Thanks for the feedback. @imrehg So let me share my experiences I was able to make so far - using Raspberry with Raspbian:
I have a device that’s currently running for more than a year on the same SD-Card. This device is constantly logging sensor data and stores a new data-frame every 5 minutes. I have disabled logging, swap, and moved temporary file systems onto a ram-disk.
There is a very good question on Raspberry StackExchange about this which has very detailed and good answers.
Using industrial SD-Cards
I have made some tests with using industrial-grade SD-Cards which all use SLC-Flash cells. SLC stands for single layer cell. Consumer grade (which also includes the SanDisk Extreme Pro Card mentioned above) mainly uses MLC - which stands for Multi Layer Cells.
In theory SLC Cards have much longer lifetime than MLC Cards. But SLC Cards are up to 10x more expensive. So a 16GB Card might cost up to 200$.
So the trick is to shrink the image to a smaller size here. But even if you use a 4GB or 2GB sized SLC card you will likely end up using almost 100% of the cards space.

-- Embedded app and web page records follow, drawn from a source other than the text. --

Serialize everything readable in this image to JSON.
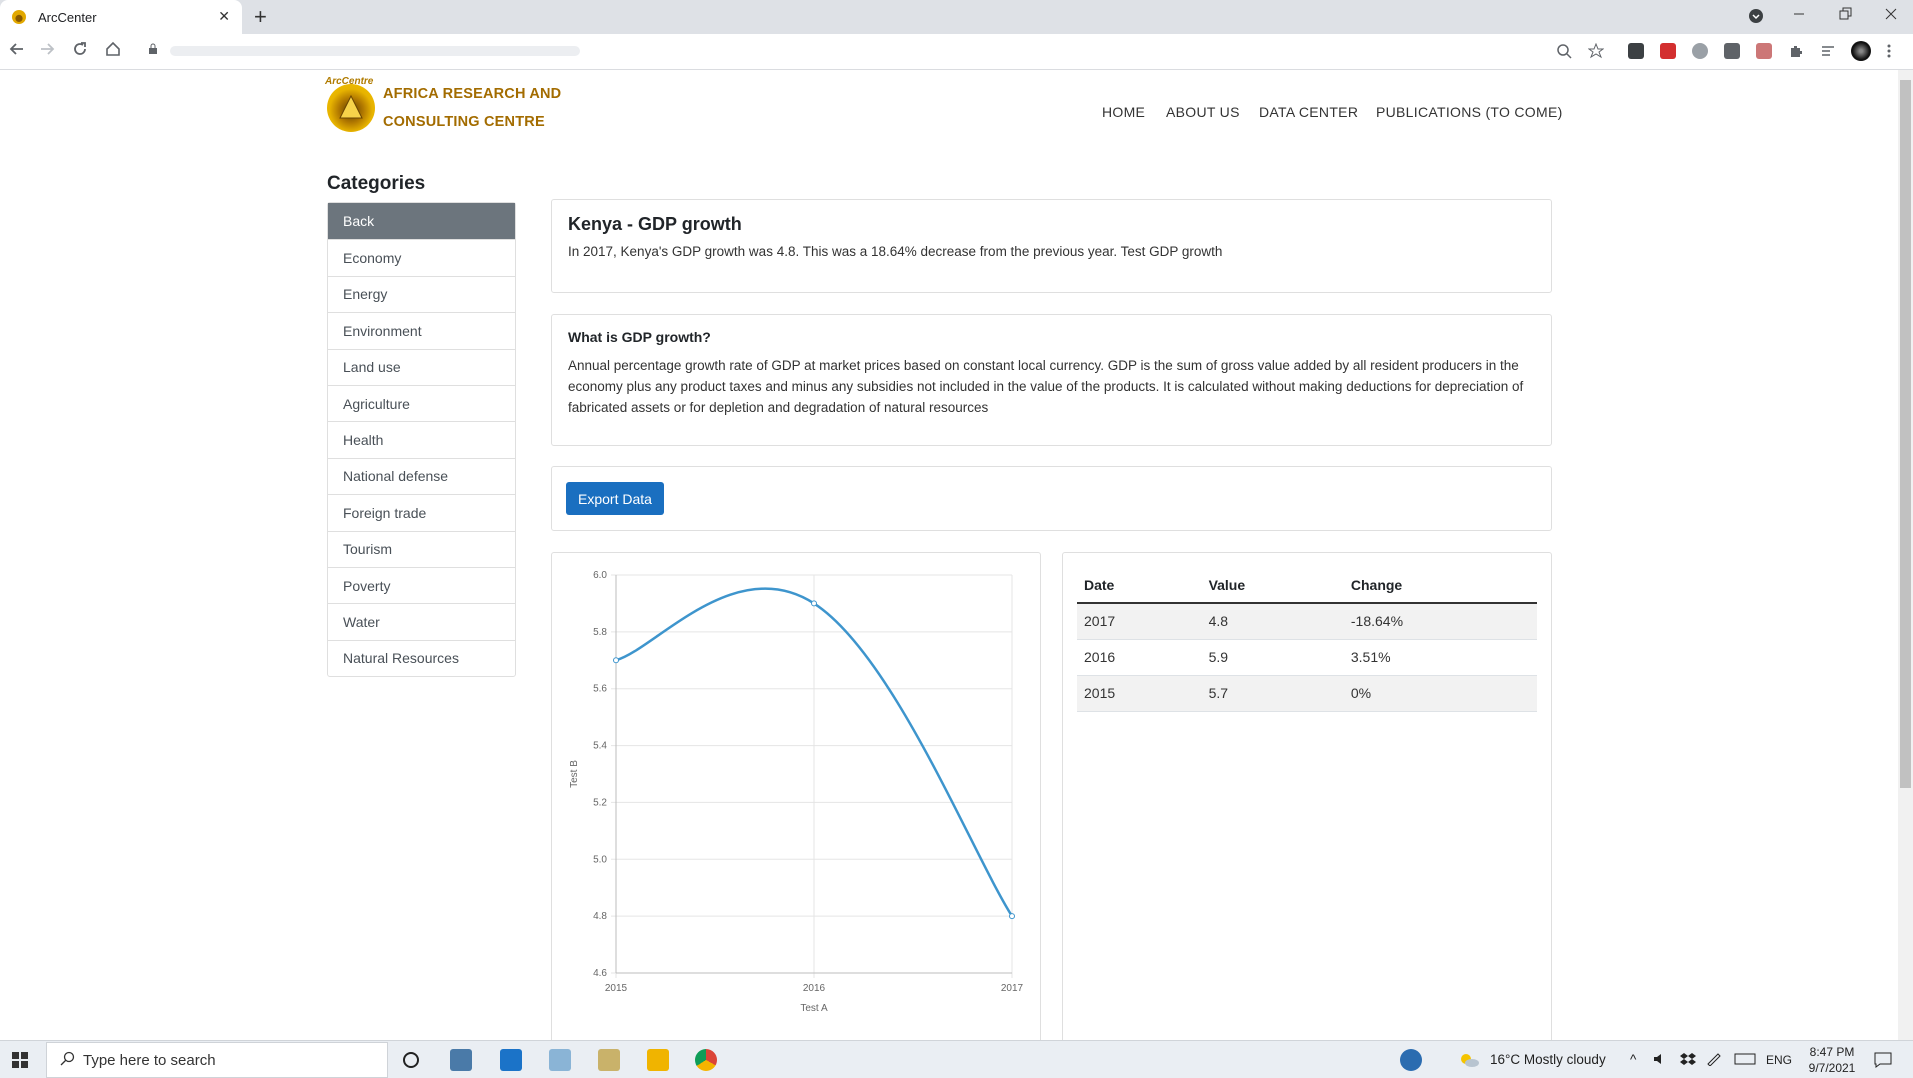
{
  "browser": {
    "tab_title": "ArcCenter",
    "new_tab": "+",
    "close_tab": "✕"
  },
  "site": {
    "logo_arc": "ArcCentre",
    "logo_line1": "AFRICA RESEARCH AND",
    "logo_line2": "CONSULTING CENTRE",
    "nav": [
      "HOME",
      "ABOUT US",
      "DATA CENTER",
      "PUBLICATIONS (TO COME)"
    ]
  },
  "sidebar": {
    "title": "Categories",
    "items": [
      "Back",
      "Economy",
      "Energy",
      "Environment",
      "Land use",
      "Agriculture",
      "Health",
      "National defense",
      "Foreign trade",
      "Tourism",
      "Poverty",
      "Water",
      "Natural Resources"
    ]
  },
  "indicator": {
    "title": "Kenya - GDP growth",
    "summary": "In 2017,  Kenya's GDP growth was 4.8.  This was a 18.64% decrease  from the previous year.  Test GDP growth"
  },
  "definition": {
    "title": "What is GDP growth?",
    "text": "Annual percentage growth rate of GDP at market prices based on constant local currency. GDP is the sum of gross value added by all resident producers in the economy plus any product taxes and minus any subsidies not included in the value of the products. It is calculated without making deductions for depreciation of fabricated assets or for depletion and degradation of natural resources"
  },
  "actions": {
    "export_label": "Export Data"
  },
  "table": {
    "headers": [
      "Date",
      "Value",
      "Change"
    ],
    "rows": [
      [
        "2017",
        "4.8",
        "-18.64%"
      ],
      [
        "2016",
        "5.9",
        "3.51%"
      ],
      [
        "2015",
        "5.7",
        "0%"
      ]
    ]
  },
  "chart_data": {
    "type": "line",
    "x": [
      "2015",
      "2016",
      "2017"
    ],
    "series": [
      {
        "values": [
          5.7,
          5.9,
          4.8
        ],
        "color": "#3e95cd"
      }
    ],
    "xlabel": "Test A",
    "ylabel": "Test B",
    "ylim": [
      4.6,
      6.0
    ],
    "yticks": [
      "6.0",
      "5.8",
      "5.6",
      "5.4",
      "5.2",
      "5.0",
      "4.8",
      "4.6"
    ],
    "grid": true,
    "smooth": true
  },
  "taskbar": {
    "search_placeholder": "Type here to search",
    "weather": "16°C  Mostly cloudy",
    "lang": "ENG",
    "time": "8:47 PM",
    "date": "9/7/2021"
  },
  "colors": {
    "accent": "#1a6fc0",
    "active_category": "#6c757d",
    "logo_gold": "#a36c00"
  }
}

If that SLC Card now has a defected cell its damage-repairing-controller won’t be able to use free cells and map that defective one to a freshly new one.
MLC Cards with high capacity - like that 16GB Card from above - can remap defective cells quite often. Especially when the image on the card is just using a maximum of just 50% of the capacity.

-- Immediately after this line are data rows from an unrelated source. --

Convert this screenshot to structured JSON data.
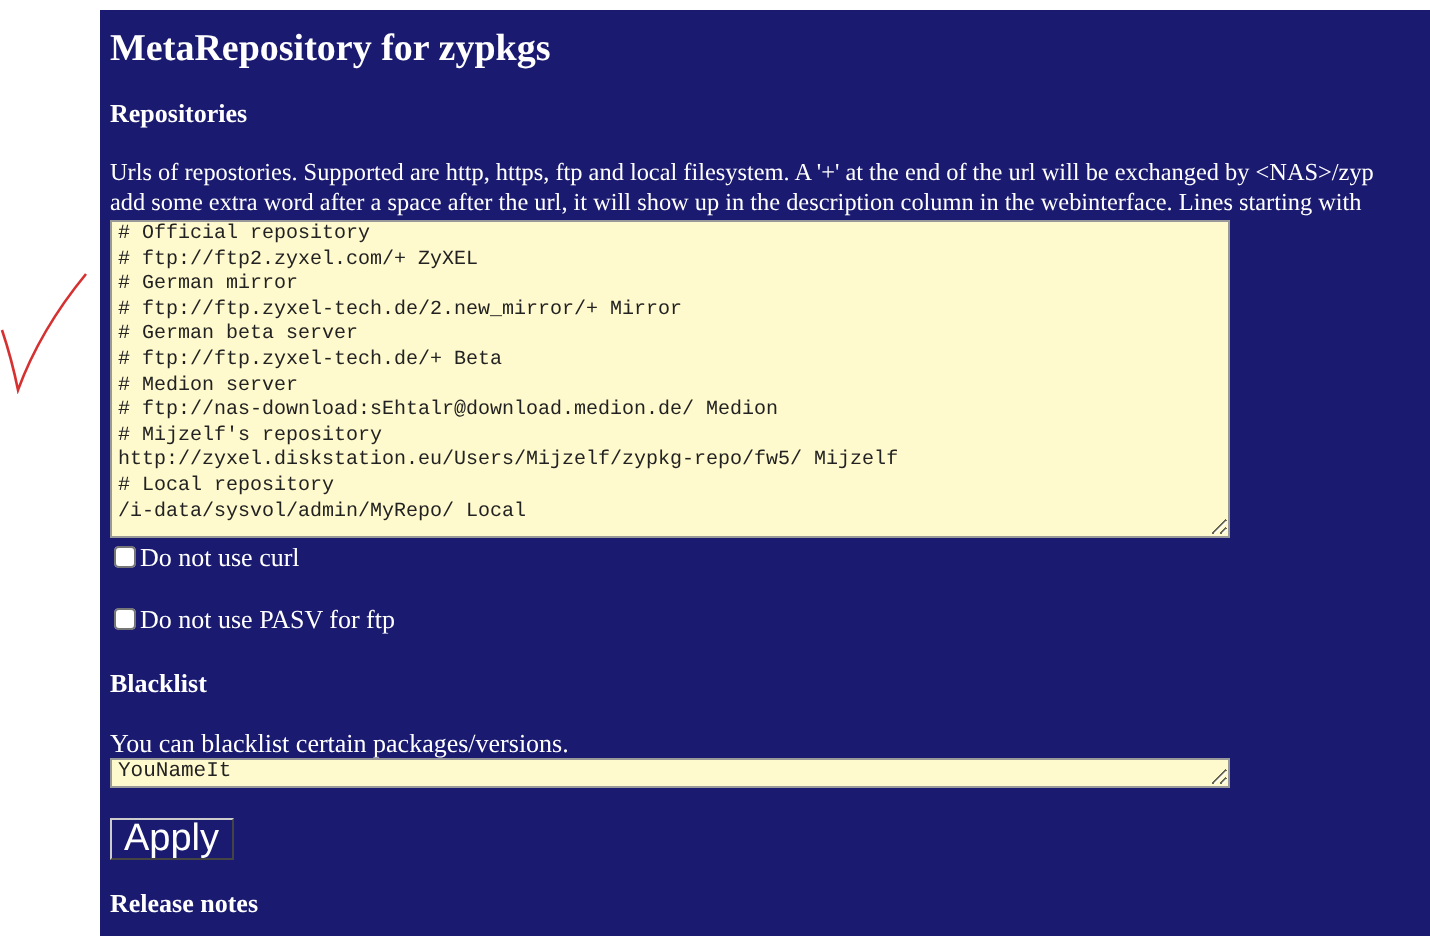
{
  "title": "MetaRepository for zypkgs",
  "repositories": {
    "heading": "Repositories",
    "description": [
      "Urls of repostories. Supported are http, https, ftp and local filesystem. A '+' at the end of the url will be exchanged by <NAS>/zyp",
      "add some extra word after a space after the url, it will show up in the description column in the webinterface. Lines starting with"
    ],
    "lines": [
      "# Official repository",
      "# ftp://ftp2.zyxel.com/+ ZyXEL",
      "# German mirror",
      "# ftp://ftp.zyxel-tech.de/2.new_mirror/+ Mirror",
      "# German beta server",
      "# ftp://ftp.zyxel-tech.de/+ Beta",
      "# Medion server",
      "# ftp://nas-download:sEhtalr@download.medion.de/ Medion",
      "# Mijzelf's repository",
      "http://zyxel.diskstation.eu/Users/Mijzelf/zypkg-repo/fw5/ Mijzelf",
      "# Local repository",
      "/i-data/sysvol/admin/MyRepo/ Local"
    ]
  },
  "options": [
    {
      "label": "Do not use curl",
      "checked": false
    },
    {
      "label": "Do not use PASV for ftp",
      "checked": false
    }
  ],
  "blacklist": {
    "heading": "Blacklist",
    "description": "You can blacklist certain packages/versions.",
    "value": "YouNameIt"
  },
  "apply_button": "Apply",
  "release_notes": {
    "heading": "Release notes"
  }
}
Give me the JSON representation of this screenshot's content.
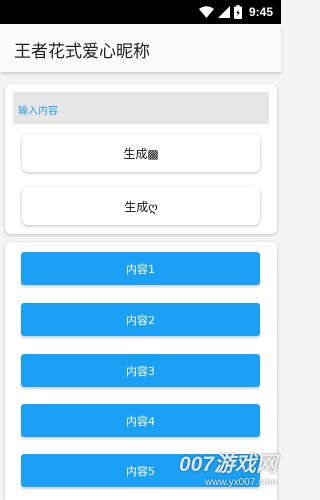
{
  "status_bar": {
    "time": "9:45",
    "icons": [
      "wifi-icon",
      "signal-icon",
      "battery-icon"
    ]
  },
  "app_bar": {
    "title": "王者花式爱心昵称"
  },
  "input": {
    "placeholder": "输入内容"
  },
  "generate_buttons": [
    {
      "label": "生成▩"
    },
    {
      "label": "生成ღ"
    }
  ],
  "content_buttons": [
    {
      "label": "内容1"
    },
    {
      "label": "内容2"
    },
    {
      "label": "内容3"
    },
    {
      "label": "内容4"
    },
    {
      "label": "内容5"
    }
  ],
  "watermark": {
    "brand": "007游戏网",
    "url": "www.yx007.com"
  },
  "colors": {
    "accent": "#1aa0f5",
    "hint": "#2d9fe0",
    "status_bar": "#000000",
    "app_bar": "#fafafa"
  }
}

So SLC has more write(/read) cycles but is also more expensive - especially when you are looking for higher capacity.
MLC has less write(/read) cycles but is less expensive so you can easily add up free capacity which can be used by the flash-controller to map defective cells to fresh new ones.
If you compare a low capacity SLC with a large capacity MLC you probably get the same lifetime results.

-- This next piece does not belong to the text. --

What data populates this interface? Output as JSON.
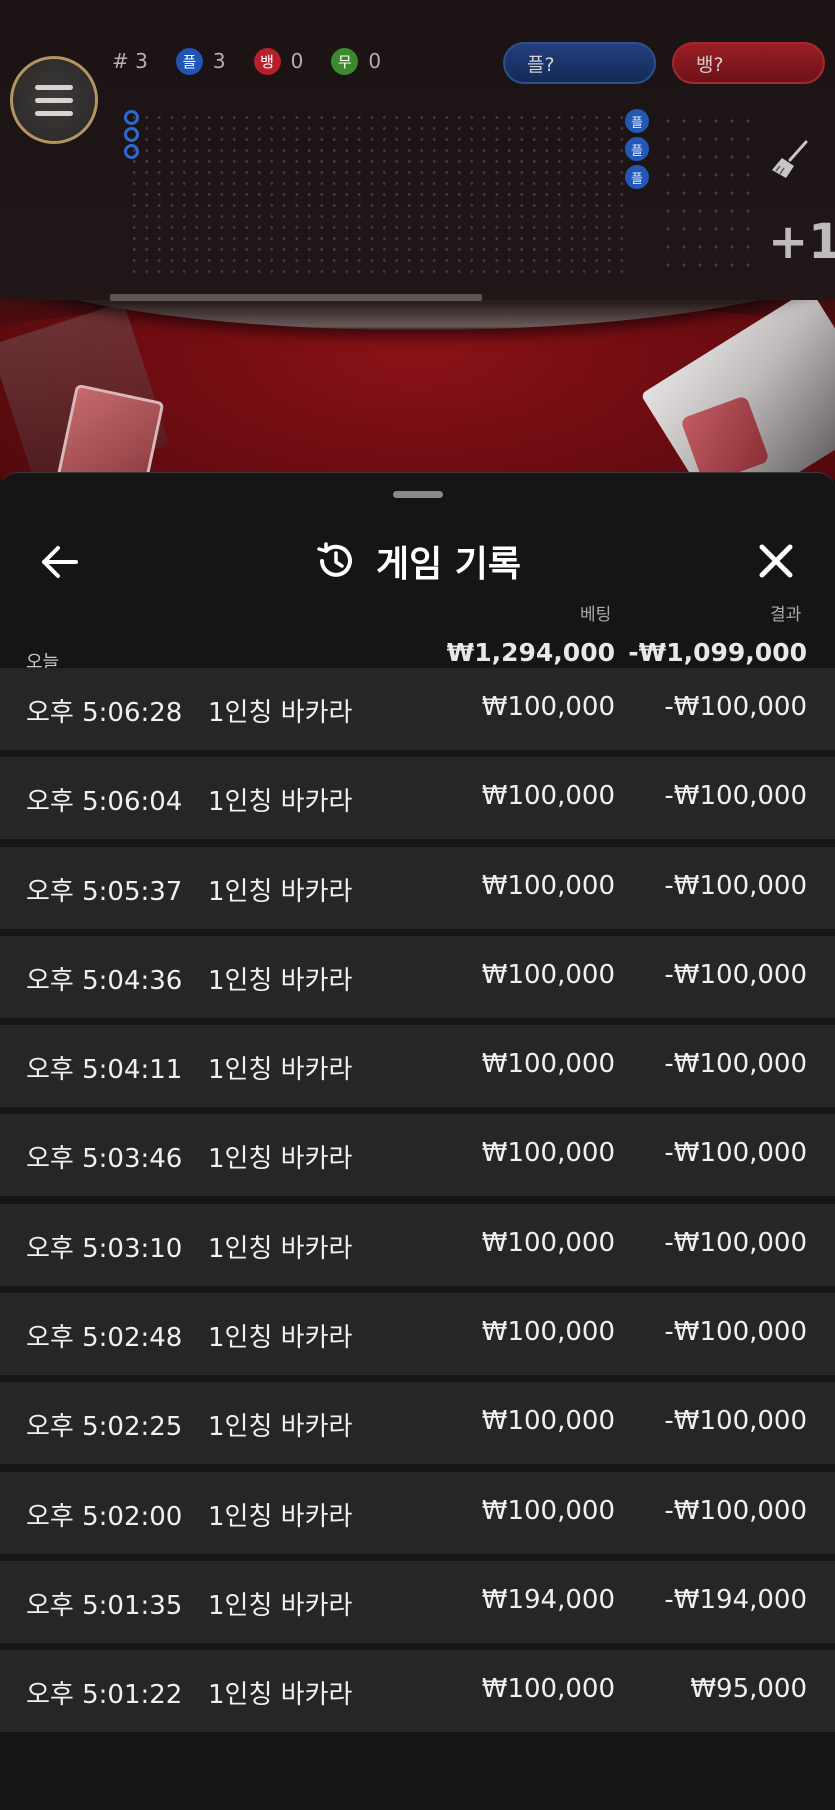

By the way we are using that SanDisk Extreme Pro in our projects!